Exposed parts of the body are always vulnerable to frostbite. You probably didn’t know this, but the vessels that supply blood to fingers, toes, and other extremities are very sensitive to cold.
Also, the body prioritizes keeping the essential organs such as the heart, lungs, and kidneys warm. It’s for these reasons that you get chilly hands and feet when the winter winds come biting.
While cold hands are things most percussionists, woodwinds, and even color guards have to deal with, it can be quite an irritating problem. There’s not an awful lot someone can do with immobile fingers. So it’s important to keep those fingers toasty and nimble.
While uniforms can vary from a marching band to another, hats and gloves are the most common design elements.
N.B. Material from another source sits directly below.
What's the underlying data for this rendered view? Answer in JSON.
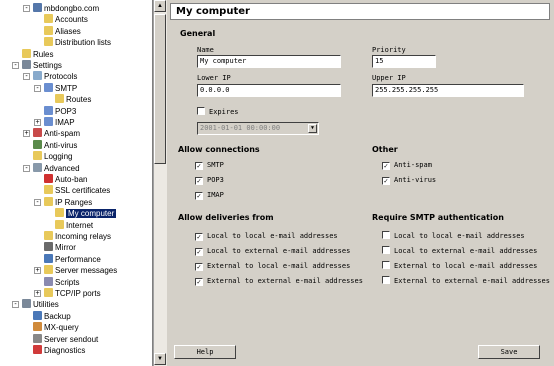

But during cold weather, it’s important to find a good pair of gloves to keep your hands warm while allowing your fingers to play or handle instruments and accessories. Clarinets and flute players, for instance, should opt for fingerless or convertible mittens/gloves.
If possible, opt for mittens instead of gloves. Mitts are warmer as they trap heat by grouping your fingers together. Just ensure they have enough dexterity to be functional.
Percussionists can opt for fingerless or drumming gloves. Playing for shorter periods and using pocket heat packs on every reset also goes along away.
Alternatively, you can tuck a hand warmer into your pocket, glove, or just strap it around your waist.
When it comes to protecting your feet, wear thick wool socks. Or, a pair of wicking liner socks and an outer layer of wool socks. But make sure the shoe or shoe straps are not too tight. The tight-fitting will make it difficult for air to circulate, and your feet can get hot and sweaty.
Avoid Anything Cotton
Apply a lip balm or moisturizer to keep your lips hydrated.
Since most of our body heat is lost through our heads, a beanie is essential. A wool or synthetic beanie that covers your ears is the best bet for cold weather.
Staying hydrated is just as important in cold climates as it is in the summertime. It’s especially vital in cold weather because we don’t realize we’re thirsty. But, our bodies lose large amounts of fluid by just breathing the cold, dry air.
More so, people feel less thirsty and sweat less in cold weather.
Always make a point of drinking warm or room temperature drinks before and after rehearsals or performance.
Avoid alcohol, caffeinated and carbonated drinks. These liquids can dehydrate your body and leave you feeling colder.
Eating a healthy, nutritious meal before the event can help your body handle the cold better. Look for foods rich in proteins, carbohydrates as well as healthy fats.
Since these foods take longer to digest, always eat two to three hours before the show.
Snacking as you get closer to the performance is also a good idea, just remember to keep it light.
Additional Tips for Staying Warm in a Marching Band
- Keep your hands and fingers moving when you’re not playing.
- Avoid breathing on your cold hands to keep them warm. Instead, rub them together or stick your hands in your armpit or crotch.
- Carry extra clothing and supplies.
- Scarf up if you feel the need to protect your neck
- Implementing alternating sets goes a long way in combating the cold. The break will allow band members to warm up.
- Run, jog in place, jump up and down in between sets to keep yourself warm.
- If you suffer from performance anxiety, practice relaxation methods such as breathing exercise and stretching. You’ll be warmer if you relax.
As much as appearance is important in marching band competitions, staying warm should be your number priority. Freezing in the cold will not only affect the quality of your play but also put your health at risk. Hence, you’ll not be doing yourself or your band any favors if you’re too cold.
With that said, it’s important for marching bands to always have a plan in place to prepare for severe weather.